Therefore, this article will go through the difference between dogging and rigging in-depth in this blog article so you can pick which training course to take.
Slinging methods to lift a weight, including choosing the way of lifting by analyzing the nature of the load, its mass, and its centre of gravity and examining lifting gear, are the two essential parts of dogging. Dogging also implies controlling the movement of a load by a crane or hoist operator while the load is out of the operator’s vision
A Dogger is in charge of the following tasks:
- Determining the weight to be lifted
- Lifting equipment selection and inspection
- Guiding the movement of cargo by a crane operator
Is a Dogging Permit Necessary?
Anyone who uses slinging methods on a cargo requires a High-Risk Work License (HRWL) for Dogging, which includes:
- Calculating the safe sling or chain angle
- Choosing the right sort of sling or chain

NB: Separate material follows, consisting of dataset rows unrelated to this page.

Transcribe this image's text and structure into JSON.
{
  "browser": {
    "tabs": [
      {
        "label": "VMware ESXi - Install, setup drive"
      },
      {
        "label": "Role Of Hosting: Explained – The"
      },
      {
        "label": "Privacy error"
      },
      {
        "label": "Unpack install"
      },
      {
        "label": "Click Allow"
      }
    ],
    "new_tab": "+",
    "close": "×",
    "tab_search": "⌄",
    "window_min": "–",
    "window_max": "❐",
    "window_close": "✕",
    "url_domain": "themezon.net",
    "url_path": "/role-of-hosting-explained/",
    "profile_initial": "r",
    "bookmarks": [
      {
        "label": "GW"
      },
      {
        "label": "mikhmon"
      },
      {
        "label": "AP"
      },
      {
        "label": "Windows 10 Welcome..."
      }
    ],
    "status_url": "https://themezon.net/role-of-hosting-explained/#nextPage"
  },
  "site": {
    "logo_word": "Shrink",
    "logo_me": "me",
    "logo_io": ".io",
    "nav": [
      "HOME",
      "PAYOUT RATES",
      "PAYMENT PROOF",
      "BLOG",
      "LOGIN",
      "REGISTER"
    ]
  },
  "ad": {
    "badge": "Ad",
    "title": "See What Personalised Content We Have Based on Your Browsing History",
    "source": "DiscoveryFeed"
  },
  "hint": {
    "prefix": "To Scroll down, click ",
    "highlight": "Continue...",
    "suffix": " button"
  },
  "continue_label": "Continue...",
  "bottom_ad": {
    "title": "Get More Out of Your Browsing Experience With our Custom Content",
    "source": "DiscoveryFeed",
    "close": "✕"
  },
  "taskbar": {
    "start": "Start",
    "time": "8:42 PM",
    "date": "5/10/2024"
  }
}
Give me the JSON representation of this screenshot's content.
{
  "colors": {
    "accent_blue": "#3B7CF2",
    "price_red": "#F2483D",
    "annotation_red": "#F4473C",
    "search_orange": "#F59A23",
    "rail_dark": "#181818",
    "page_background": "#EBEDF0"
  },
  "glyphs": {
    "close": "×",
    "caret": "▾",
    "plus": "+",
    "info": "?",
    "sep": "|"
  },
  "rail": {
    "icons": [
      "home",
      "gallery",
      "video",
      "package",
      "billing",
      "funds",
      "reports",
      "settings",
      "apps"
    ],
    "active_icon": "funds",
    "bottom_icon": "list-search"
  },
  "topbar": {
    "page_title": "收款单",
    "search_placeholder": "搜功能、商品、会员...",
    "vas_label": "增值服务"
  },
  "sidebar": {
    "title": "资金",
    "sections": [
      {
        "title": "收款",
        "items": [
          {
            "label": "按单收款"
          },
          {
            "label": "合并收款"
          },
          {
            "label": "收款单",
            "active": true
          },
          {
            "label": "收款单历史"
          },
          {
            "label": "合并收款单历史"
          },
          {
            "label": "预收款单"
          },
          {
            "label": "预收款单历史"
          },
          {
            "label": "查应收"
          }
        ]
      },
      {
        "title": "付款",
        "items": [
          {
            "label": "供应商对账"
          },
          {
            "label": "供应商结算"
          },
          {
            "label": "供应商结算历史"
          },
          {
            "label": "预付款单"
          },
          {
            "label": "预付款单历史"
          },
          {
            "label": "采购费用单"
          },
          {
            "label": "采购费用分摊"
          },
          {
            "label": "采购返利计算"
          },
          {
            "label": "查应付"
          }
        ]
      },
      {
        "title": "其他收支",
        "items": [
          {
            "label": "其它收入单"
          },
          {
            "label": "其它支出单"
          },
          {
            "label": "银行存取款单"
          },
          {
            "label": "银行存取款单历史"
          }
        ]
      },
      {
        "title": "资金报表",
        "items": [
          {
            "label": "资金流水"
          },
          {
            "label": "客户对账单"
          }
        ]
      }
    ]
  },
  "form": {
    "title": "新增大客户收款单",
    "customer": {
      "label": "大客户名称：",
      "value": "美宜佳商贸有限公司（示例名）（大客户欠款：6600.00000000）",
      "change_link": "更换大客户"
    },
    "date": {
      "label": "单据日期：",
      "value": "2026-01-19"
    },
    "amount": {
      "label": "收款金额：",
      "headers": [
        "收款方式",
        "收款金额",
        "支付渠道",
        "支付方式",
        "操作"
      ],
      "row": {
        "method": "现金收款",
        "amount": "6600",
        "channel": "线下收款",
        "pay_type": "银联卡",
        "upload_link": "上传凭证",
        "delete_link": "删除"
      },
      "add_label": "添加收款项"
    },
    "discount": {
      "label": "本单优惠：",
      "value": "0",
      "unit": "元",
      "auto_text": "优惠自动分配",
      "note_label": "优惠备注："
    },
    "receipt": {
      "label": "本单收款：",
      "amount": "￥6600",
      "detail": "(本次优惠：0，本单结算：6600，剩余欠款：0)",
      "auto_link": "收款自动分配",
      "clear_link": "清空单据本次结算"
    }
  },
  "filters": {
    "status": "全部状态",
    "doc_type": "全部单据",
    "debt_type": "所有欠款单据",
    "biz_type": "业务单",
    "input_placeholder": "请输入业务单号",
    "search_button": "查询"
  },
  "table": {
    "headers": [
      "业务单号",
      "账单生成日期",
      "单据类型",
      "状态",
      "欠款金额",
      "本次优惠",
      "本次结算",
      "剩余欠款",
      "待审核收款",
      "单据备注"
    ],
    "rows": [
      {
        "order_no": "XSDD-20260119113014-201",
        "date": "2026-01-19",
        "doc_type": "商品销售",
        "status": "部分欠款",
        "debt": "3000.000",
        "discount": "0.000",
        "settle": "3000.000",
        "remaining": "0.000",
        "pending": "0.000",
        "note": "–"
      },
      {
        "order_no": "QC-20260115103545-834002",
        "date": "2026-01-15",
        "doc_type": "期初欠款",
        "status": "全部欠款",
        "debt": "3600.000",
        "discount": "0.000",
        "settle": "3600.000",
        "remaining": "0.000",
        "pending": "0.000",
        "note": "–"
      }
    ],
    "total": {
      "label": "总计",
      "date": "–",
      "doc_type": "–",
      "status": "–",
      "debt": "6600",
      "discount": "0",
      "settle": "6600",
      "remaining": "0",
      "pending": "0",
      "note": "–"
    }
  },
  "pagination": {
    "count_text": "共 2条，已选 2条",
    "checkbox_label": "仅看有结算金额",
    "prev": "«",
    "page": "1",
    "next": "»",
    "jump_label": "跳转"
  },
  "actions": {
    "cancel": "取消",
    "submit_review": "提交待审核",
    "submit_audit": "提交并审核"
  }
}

- Choosing the best way for securing the load
- Selecting a safe way to raise the load
- Examining the condition of lifting equipment for signs of wear and damage
Anyone instructing the operator of a crane or hoist in the movement of a load while the cargo is out of the operator’s vision must have a dogging license. You must complete a Dogging-training course with a Registered Training Organization to get a Dogging License.
Must Also Read: THE DIFFERENCE BETWEEN DOGGING AND RIGGING LICENSE!
- Rigging covers activities such as:
- Mechanical load shifting equipment is used to move, place, or secure a load.
- erecting or disassembling hoist cranes
Is a Rigging License Necessary?
Rigging permits are divided into three categories, each defining the types of rigging work that may be done. Basic (RB), Intermediate (RI), and Advanced (AA) are the three levels (RA).
A Basic Rigging license is essential for anybody doing work that involves making judgments on slinging methods, such as:
- Plant and equipment movement
- Erecting precast tilt-up concrete panels and structural steel
- Installing hoists, including mast climbing hoists
- Static wires and safety netting are installed.
- Installing cantilevered crane loading platforms
- Installation of safety screens and shutters around the perimeter
Supervisors or management must examine the task for risk before allocating it to decide if a High-Risk Work License is required.
To earn a Rigging License, you must complete a Rigging training course with an RTO, the same as Dogging. Please contact us for additional information on our Basic Rigging training course or register for one of our following classes.
Overall, dogging and basic rigging play a significant role. Riggers ensure the stability of members by using plants, equipment, or members of a building or structure. Riggers are also responsible for the installation and removal of cranes and hoists. When it is difficult or impossible for a crane operator to see their cargo, they often enlist the help of a dogman.